= Beginning of Section =

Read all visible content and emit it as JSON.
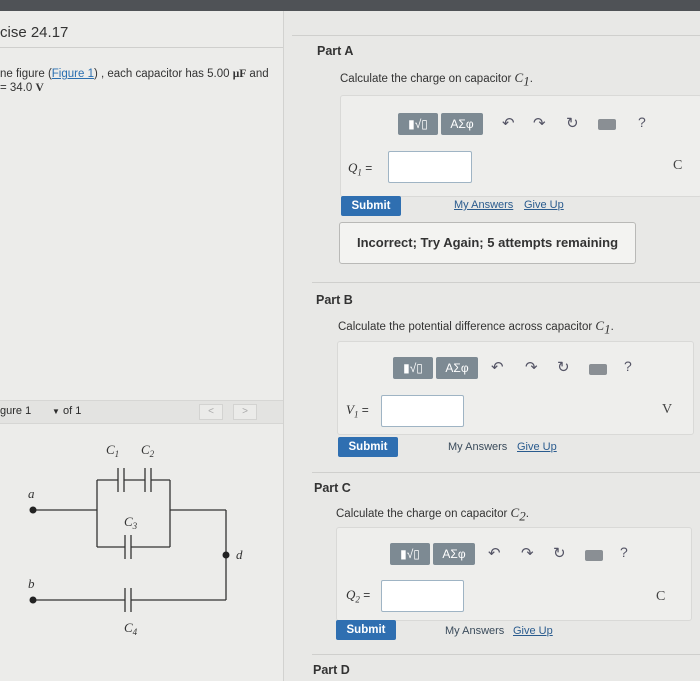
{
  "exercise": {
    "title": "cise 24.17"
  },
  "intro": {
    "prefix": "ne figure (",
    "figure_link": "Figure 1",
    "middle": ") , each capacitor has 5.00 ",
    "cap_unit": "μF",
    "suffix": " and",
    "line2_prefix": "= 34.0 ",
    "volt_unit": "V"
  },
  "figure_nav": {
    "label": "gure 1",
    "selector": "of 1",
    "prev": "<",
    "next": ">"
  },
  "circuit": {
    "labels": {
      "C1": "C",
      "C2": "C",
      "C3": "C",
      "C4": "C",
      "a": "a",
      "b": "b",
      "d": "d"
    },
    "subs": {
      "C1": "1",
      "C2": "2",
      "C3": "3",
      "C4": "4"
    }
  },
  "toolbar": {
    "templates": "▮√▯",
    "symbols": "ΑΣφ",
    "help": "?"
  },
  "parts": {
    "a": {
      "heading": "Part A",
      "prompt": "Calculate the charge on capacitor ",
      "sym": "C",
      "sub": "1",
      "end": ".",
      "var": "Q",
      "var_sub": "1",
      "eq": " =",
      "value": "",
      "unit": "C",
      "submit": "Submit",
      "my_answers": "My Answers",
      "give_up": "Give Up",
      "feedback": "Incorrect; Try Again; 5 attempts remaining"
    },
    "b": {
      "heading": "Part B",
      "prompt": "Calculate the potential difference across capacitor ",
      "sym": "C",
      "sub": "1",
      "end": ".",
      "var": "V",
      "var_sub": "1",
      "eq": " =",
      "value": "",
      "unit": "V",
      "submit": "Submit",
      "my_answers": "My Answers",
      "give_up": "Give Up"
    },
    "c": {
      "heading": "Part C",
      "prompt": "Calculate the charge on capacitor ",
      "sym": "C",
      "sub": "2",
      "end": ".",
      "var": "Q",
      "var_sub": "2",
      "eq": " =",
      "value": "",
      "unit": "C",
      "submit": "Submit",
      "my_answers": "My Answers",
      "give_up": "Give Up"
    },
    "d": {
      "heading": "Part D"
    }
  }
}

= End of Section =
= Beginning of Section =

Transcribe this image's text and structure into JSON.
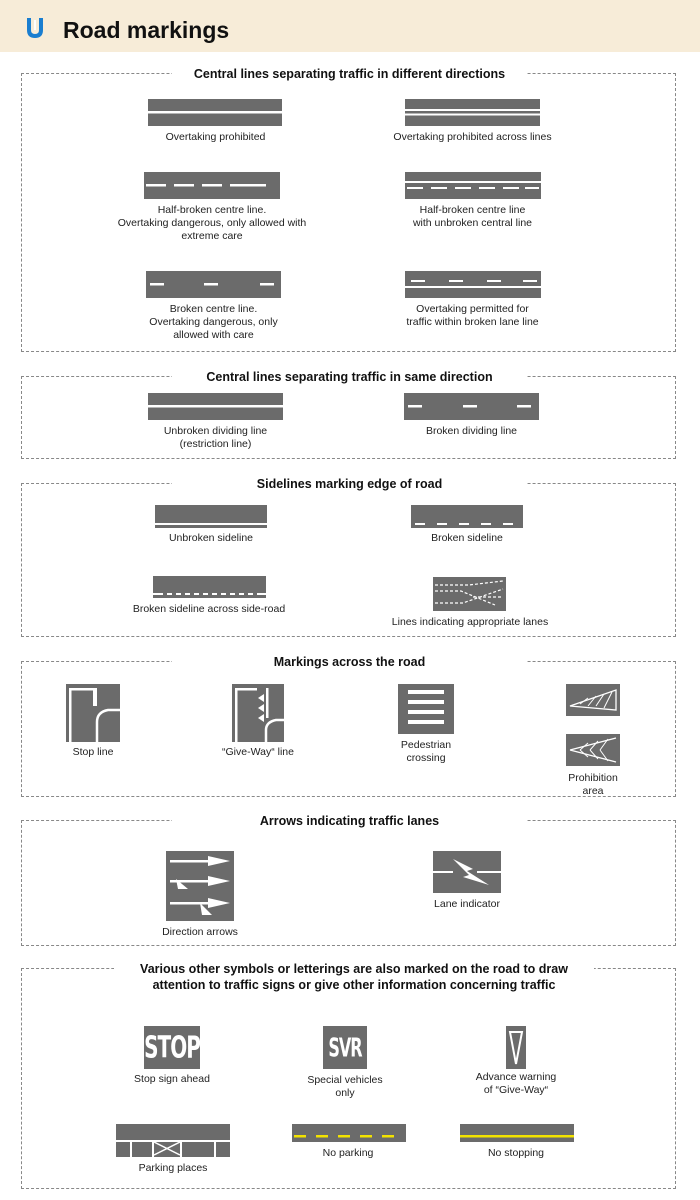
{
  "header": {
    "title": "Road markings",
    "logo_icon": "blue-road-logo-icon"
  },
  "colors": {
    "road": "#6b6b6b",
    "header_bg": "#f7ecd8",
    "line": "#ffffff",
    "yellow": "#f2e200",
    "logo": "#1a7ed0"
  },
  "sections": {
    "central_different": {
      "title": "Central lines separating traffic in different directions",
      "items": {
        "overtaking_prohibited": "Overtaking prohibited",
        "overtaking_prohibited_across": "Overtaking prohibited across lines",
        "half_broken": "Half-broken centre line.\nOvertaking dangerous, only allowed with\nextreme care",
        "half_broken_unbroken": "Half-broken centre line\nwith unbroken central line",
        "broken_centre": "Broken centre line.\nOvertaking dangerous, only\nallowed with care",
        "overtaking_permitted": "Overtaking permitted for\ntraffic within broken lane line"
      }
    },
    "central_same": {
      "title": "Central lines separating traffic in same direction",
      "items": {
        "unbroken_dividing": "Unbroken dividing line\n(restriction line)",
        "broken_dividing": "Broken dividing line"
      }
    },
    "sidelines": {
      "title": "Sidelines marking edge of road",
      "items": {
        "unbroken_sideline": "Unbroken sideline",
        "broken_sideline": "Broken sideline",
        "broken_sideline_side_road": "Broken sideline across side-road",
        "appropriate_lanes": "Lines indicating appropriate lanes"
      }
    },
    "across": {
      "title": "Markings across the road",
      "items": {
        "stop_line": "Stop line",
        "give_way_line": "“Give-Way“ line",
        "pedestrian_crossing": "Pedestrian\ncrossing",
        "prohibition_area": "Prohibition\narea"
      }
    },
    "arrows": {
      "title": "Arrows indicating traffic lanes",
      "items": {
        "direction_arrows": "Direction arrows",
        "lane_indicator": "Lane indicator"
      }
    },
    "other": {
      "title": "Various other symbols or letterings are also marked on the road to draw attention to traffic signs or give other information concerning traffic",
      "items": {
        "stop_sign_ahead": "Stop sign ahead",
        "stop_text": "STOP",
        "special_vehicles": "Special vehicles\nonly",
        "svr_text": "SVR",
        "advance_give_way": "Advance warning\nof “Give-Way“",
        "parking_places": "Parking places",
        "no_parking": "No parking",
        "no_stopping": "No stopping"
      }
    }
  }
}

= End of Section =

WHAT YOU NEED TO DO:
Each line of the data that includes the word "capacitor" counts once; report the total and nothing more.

EXERCISE OUTPUT:
4